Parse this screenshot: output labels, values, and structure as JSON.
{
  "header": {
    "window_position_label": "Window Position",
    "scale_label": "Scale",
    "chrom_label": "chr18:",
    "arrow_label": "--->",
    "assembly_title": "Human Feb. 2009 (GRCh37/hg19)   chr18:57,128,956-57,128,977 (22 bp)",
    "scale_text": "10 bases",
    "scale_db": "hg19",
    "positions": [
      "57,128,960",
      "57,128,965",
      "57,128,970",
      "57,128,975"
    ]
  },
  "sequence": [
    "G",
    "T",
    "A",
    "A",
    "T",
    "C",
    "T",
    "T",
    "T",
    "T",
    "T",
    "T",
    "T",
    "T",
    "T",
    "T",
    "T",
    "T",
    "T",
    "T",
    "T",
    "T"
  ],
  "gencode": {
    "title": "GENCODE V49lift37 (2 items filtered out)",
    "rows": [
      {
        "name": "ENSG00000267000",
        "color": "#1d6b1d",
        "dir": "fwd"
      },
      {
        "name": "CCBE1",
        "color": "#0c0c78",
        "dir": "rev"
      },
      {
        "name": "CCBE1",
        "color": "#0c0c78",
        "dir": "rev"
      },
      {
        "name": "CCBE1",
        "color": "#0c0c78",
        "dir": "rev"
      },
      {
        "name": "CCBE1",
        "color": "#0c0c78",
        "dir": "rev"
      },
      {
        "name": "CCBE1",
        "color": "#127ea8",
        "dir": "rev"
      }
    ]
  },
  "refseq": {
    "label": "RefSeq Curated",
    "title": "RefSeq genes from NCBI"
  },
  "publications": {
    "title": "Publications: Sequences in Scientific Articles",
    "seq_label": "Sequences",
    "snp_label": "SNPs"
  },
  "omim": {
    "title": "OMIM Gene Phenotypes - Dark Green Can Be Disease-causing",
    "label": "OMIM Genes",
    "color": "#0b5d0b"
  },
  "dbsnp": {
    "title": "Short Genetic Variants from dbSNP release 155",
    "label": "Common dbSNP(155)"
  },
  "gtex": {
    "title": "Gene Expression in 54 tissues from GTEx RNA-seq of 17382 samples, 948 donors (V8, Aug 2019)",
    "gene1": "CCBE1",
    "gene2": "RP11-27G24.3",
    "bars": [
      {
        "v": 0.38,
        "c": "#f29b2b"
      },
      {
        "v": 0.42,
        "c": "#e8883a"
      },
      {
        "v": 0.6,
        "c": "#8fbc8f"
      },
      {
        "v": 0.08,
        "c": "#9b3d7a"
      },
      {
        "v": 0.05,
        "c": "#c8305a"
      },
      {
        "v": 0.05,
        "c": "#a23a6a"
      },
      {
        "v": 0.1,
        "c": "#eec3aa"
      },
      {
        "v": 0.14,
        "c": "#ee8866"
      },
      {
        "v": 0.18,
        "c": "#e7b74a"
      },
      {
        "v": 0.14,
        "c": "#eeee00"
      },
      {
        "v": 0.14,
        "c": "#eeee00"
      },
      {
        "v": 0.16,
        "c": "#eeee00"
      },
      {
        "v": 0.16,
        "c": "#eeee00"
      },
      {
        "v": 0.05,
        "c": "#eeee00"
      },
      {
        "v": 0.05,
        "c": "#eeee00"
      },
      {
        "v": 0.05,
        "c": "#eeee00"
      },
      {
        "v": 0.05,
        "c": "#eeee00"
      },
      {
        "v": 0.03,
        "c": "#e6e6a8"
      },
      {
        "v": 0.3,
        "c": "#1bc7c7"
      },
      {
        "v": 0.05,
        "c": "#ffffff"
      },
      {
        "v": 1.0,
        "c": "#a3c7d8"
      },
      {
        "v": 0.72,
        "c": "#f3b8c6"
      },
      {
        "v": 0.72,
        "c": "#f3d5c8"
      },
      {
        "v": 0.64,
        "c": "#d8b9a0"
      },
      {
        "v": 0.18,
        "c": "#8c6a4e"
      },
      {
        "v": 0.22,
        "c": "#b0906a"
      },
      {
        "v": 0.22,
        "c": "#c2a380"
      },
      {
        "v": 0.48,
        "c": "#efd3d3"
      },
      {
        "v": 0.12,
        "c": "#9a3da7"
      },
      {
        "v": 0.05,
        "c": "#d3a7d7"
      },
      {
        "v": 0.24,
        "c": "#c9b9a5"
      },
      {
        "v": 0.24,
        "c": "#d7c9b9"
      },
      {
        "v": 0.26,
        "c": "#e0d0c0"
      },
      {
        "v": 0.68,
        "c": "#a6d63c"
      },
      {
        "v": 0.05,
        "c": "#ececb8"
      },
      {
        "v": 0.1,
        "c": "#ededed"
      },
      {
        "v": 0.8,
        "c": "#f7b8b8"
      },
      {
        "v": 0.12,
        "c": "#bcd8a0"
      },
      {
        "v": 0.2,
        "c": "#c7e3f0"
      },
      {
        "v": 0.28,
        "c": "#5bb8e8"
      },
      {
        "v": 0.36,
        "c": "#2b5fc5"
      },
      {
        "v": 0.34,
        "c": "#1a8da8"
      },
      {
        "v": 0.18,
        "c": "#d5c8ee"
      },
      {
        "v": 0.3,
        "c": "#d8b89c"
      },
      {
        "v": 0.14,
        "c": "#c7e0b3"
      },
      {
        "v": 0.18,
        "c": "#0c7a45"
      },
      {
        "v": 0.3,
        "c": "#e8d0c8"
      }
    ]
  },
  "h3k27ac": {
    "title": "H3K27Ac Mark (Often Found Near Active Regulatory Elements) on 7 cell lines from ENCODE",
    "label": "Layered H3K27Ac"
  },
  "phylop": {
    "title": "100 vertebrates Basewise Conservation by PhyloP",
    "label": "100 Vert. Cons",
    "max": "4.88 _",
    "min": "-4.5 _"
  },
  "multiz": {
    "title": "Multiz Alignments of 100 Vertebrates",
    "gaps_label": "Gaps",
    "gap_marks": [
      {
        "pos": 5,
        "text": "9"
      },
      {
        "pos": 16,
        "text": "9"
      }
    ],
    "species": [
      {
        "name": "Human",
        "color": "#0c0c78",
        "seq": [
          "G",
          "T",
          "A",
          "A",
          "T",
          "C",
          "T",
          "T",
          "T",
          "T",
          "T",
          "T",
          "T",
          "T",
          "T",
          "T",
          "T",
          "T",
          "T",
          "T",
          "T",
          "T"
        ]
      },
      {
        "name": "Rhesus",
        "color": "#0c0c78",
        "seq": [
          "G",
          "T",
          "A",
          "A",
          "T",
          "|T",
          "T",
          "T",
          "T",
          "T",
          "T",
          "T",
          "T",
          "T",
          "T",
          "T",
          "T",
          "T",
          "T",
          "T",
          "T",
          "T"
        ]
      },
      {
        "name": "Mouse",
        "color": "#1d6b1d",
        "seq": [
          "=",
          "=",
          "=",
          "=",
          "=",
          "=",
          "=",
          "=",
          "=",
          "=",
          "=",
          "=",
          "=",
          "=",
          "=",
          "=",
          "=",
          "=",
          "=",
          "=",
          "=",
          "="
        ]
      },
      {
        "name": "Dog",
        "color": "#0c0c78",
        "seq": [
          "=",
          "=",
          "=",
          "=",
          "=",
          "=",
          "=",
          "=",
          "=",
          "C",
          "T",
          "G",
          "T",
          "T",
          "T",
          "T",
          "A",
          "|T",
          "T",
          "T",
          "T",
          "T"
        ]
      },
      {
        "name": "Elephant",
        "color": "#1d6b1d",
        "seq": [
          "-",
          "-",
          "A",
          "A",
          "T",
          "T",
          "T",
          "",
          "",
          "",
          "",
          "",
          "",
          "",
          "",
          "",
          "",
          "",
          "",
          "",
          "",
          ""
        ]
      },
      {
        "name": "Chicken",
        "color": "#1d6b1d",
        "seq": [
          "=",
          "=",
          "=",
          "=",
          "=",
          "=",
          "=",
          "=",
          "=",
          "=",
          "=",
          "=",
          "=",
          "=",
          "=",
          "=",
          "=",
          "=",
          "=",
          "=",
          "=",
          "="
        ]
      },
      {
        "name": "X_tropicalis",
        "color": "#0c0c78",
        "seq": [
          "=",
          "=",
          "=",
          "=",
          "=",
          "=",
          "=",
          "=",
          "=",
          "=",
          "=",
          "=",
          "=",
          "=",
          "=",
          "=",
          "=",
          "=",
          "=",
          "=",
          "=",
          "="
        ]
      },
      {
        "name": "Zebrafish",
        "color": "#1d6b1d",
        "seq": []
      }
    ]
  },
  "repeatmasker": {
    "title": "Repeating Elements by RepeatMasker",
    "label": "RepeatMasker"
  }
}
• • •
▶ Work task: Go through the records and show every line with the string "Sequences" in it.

▶ Answer below:
    "title": "Publications: Sequences in Scientific Articles",
    "seq_label": "Sequences",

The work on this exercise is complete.